Alas, after five or six minutes of extremely productive conversation, he gets along with the meal. Later, when he’s finishing up, he waves me over… he says, “I could swear I just saw some seaweed salad come out on someone else’ plate.”


After I explained that there are numerous very green items that come out of our kitchen (i.e. spinach, broccoli, other salads, a random plate of cucumbers, apple martinis, etc.), he even went as far as to ask my manager. After five or six minutes of extremely productive conversation, my manager walked away with a perturbed look on his face.

Seaweed Salad



Alright, I’ll admit that the seaweed and the spinach could look pretty similar at a glance. But honestly, what do I have to gain from lying to you sir.

Deutsch: Ein Apple Martini (Appletini). Svensk...

Apple Martini

New York City Skyline

Food, then shenanigans.

You sit down at a restaurant with a few friends. It’s a gorgeous evening and you’ve gone out to eat before the rest of the night’s activities. You’re talking and laughing together when your server comes over and takes your order. Later, the meal comes out, and everything tastes great.

The meal goes well, but with a little hitch: your drink tasted a little off, and you asked for it to be fixed – which your server did with no fuss. But all in all, the meal goes well. You leave happy and tip appropriately.

So where’s the problem? There is none. You were perfect.

I love you.

A lot of conscientious people seem to get the idea that any complaint is a bad thing. Not true. Your concerns are your server’s concerns. And if it came out wrong, it’s your server’s job to fix it. Do you feel like a bother when you ask a mechanic to fix your car?

If you tried something new and didn’t like it, we can tweak it or just get you something else. If you’re steak isn’t cooked well enough, tell us, and we’ll get it to your desired level of dead. If the guests next to you are loud and obnoxious, let me know and I’ll go tell them about our wonderful outdoor patio seating.

And even more importantly, it is too often that I bring food out and find out that there is an allergy that someone didn’t want to bother me with. The menu description never states everything that’s in a dish; don’t make any assumptions about what’s in the food – just ask. Allergies matter, and you feeling sick certainly isn’t helping either of us.

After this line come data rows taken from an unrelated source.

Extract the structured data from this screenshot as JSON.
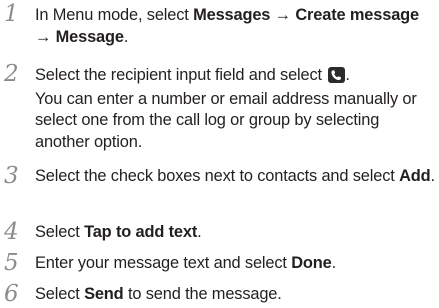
{
  "steps": [
    {
      "number": "1",
      "line1_pre": "In Menu mode, select ",
      "line1_b1": "Messages",
      "line1_arrow": " → ",
      "line1_b2": "Create message",
      "line2_arrow": "→ ",
      "line2_b": "Message",
      "line2_post": "."
    },
    {
      "number": "2",
      "pre": "Select the recipient input field and select ",
      "icon": "phone-book-icon",
      "post": ".",
      "note": "You can enter a number or email address manually or select one from the call log or group by selecting another option."
    },
    {
      "number": "3",
      "pre": "Select the check boxes next to contacts and select ",
      "bold": "Add",
      "post": "."
    },
    {
      "number": "4",
      "pre": "Select ",
      "bold": "Tap to add text",
      "post": "."
    },
    {
      "number": "5",
      "pre": "Enter your message text and select ",
      "bold": "Done",
      "post": "."
    },
    {
      "number": "6",
      "pre": "Select ",
      "bold": "Send",
      "post": " to send the message."
    }
  ]
}
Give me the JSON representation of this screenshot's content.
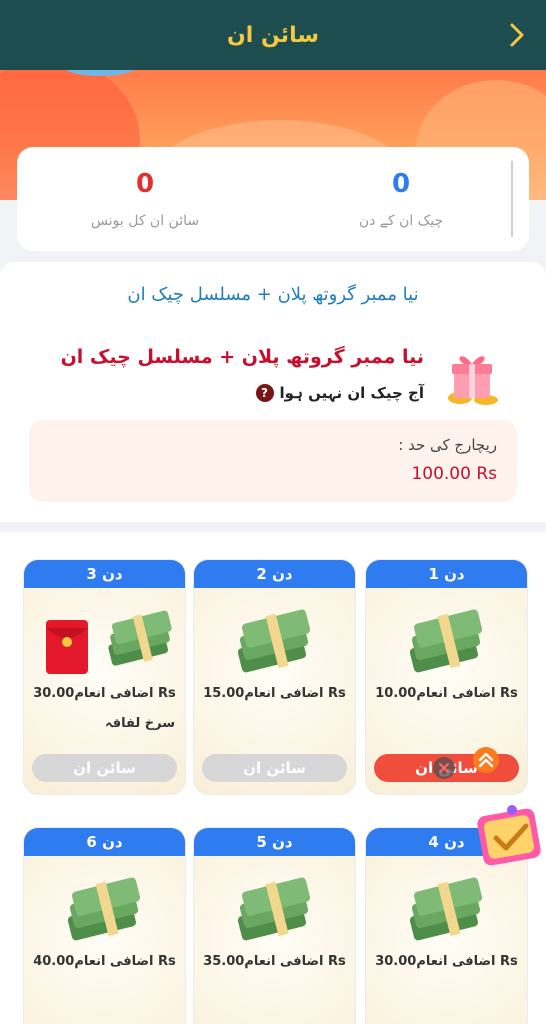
{
  "header": {
    "title": "سائن ان"
  },
  "stats": {
    "total_bonus_value": "0",
    "total_bonus_label": "سائن ان کل بونس",
    "checkin_days_value": "0",
    "checkin_days_label": "چیک ان کے دن"
  },
  "info": {
    "link_text": "نیا ممبر گروتھ پلان + مسلسل چیک ان",
    "plan_title": "نیا ممبر گروتھ پلان + مسلسل چیک ان",
    "plan_status": "آج چیک ان نہیں ہوا",
    "limit_label": "ریچارج کی حد :",
    "limit_value": "100.00 Rs"
  },
  "days": [
    {
      "label": "دن 1",
      "reward": "اضافی انعام10.00 Rs",
      "button": "سائن ان",
      "active": true
    },
    {
      "label": "دن 2",
      "reward": "اضافی انعام15.00 Rs",
      "button": "سائن ان",
      "active": false
    },
    {
      "label": "دن 3",
      "reward": "اضافی انعام30.00 Rs",
      "reward_extra": "سرخ لفافہ",
      "button": "سائن ان",
      "active": false
    },
    {
      "label": "دن 4",
      "reward": "اضافی انعام30.00 Rs"
    },
    {
      "label": "دن 5",
      "reward": "اضافی انعام35.00 Rs"
    },
    {
      "label": "دن 6",
      "reward": "اضافی انعام40.00 Rs"
    }
  ],
  "colors": {
    "header_bg": "#1d4d4f",
    "header_title": "#f5c842",
    "stat_bonus": "#e2312d",
    "stat_days": "#2f7cf1",
    "day_header": "#2f7cf1",
    "active_button": "#f04d3d",
    "accent_red": "#c8102e"
  },
  "icons": [
    "chevron-right-icon",
    "gift-box-icon",
    "question-icon",
    "money-stack-icon",
    "red-envelope-icon",
    "arrow-up-icon",
    "close-icon",
    "trophy-badge-icon"
  ]
}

As a matter of fact, anything that makes you even slightly unhappy isn’t helping either of us. So while it may seem cheesy, the most important thing you can do when going to a restaurant is be happy. As long as you’ve got that down, your server won’t mind doing whatever you need.

Happy people. I love them.